Lacquer

MPF Conservation is a full-service company specializing in conservation, restoration and preservation of furnishings of upholstered and non-upholstered objects, textiles and interior architectural elements in the Western United States; this page discusses lacquer and jappan finishes.

Unfortunately, we have no jappaned projects to share.

Right and below, the McLoughlin House
Chinese Lacquer Sewing Cabinet.

Before treatment, left, and after treatment, right.

Marguerite McLoughlin’s Chinese Lacquer Sewing Cabinet, ca 1833

The cabinet is a wonderful example of ingenuity, shown at the very top of the page. It was meant to be stored in a relatively small space, but when needed could be taken apart for travel, for sewing, or other projects, into three parts:

  1. The cabinet (which could be removed and set on the floor) with the beautiful gilded cornice (also removable), and many drawers and cubbies;
  2. An independent sewing box/writing desk which could be removed and set on the table when the table was free of the cabinet;
  3. A table.

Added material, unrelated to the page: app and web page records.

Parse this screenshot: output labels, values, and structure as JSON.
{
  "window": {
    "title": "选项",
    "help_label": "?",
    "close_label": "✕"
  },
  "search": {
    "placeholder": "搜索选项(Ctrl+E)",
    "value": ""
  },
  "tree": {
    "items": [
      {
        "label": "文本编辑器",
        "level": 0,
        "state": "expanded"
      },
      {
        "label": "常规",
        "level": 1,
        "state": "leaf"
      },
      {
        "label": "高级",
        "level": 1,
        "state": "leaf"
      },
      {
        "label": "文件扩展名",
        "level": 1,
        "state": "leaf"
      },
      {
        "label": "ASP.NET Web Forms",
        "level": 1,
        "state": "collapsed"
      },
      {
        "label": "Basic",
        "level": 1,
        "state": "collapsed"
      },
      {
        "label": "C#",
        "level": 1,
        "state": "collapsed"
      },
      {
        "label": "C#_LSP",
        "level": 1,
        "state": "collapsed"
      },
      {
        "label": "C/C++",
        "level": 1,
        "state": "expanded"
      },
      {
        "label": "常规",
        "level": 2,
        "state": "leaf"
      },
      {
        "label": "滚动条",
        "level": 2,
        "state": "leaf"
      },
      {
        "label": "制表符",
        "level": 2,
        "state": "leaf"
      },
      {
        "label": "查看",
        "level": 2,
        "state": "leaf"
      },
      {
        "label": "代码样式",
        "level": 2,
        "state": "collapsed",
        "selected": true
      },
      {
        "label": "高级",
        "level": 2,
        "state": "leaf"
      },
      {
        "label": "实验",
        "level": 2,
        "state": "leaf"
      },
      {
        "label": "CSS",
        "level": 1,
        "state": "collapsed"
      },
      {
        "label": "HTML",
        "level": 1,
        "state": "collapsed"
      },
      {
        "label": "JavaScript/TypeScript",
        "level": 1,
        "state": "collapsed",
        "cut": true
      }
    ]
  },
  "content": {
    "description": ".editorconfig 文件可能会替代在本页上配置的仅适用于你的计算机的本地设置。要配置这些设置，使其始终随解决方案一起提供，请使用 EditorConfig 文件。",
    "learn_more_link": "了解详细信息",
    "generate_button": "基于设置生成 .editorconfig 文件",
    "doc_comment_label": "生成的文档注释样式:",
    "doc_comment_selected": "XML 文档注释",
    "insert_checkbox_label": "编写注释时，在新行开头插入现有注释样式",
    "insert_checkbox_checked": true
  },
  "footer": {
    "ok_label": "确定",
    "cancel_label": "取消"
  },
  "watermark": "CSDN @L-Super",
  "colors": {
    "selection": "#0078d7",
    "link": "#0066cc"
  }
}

The issues of the Chinese lacquer Cabinet was fourfold:

  1. Exposure to excessive heat caused a dull burned appearance to the lacquer in places, called a thermochromatic shift (note the cloudy areas in the side view above left);
  2. Build-up of soot from the open fireplaces which heated the home covered the lacquer, and if left, would continue to degrade the finish;
  3. Several structural issues, which primarily consisted of hinge screw mounts and leg-to-table mortise and tenon connections.
  4. Damaged lacquer: fragmenting, tenting, and sloughing of lacquer, the latter of which had to be resecured to their ground and areas sealed to prevent further degradation.

For a full treatment report, visit our page on the cabinet below by clicking on “continue reading“:

How does one care for an antique lacquer piece?

  • Do not handle it unless you must! When you must, make sure your hands are clean and dry or wear cotton gloves.
  • Keep it out of direct light! Do not leave it in a room where there is a lot of direct light, and keep it away from windows. If possible, place it in a room where lots of bright lights are not on it all the time.
  • Do not clean it! If something gets on it take a very slightly damp cotton swab and rub gently to remove it. You should barely feel this dampness. When Kate cleans a piece, she has clean hands and distilled water in a bowl, and puts a drop on her palm, rubs it a bit then uses the cotton swab to collect that small amount of dampness.

Italian Cabinet circa 1890

Above and right, a project we have assessed but not begun, a family piece for a Portland native. The lacquer has faded considerably and needs to be cleaned.

For discussion on other types of finishes, visit the pages below: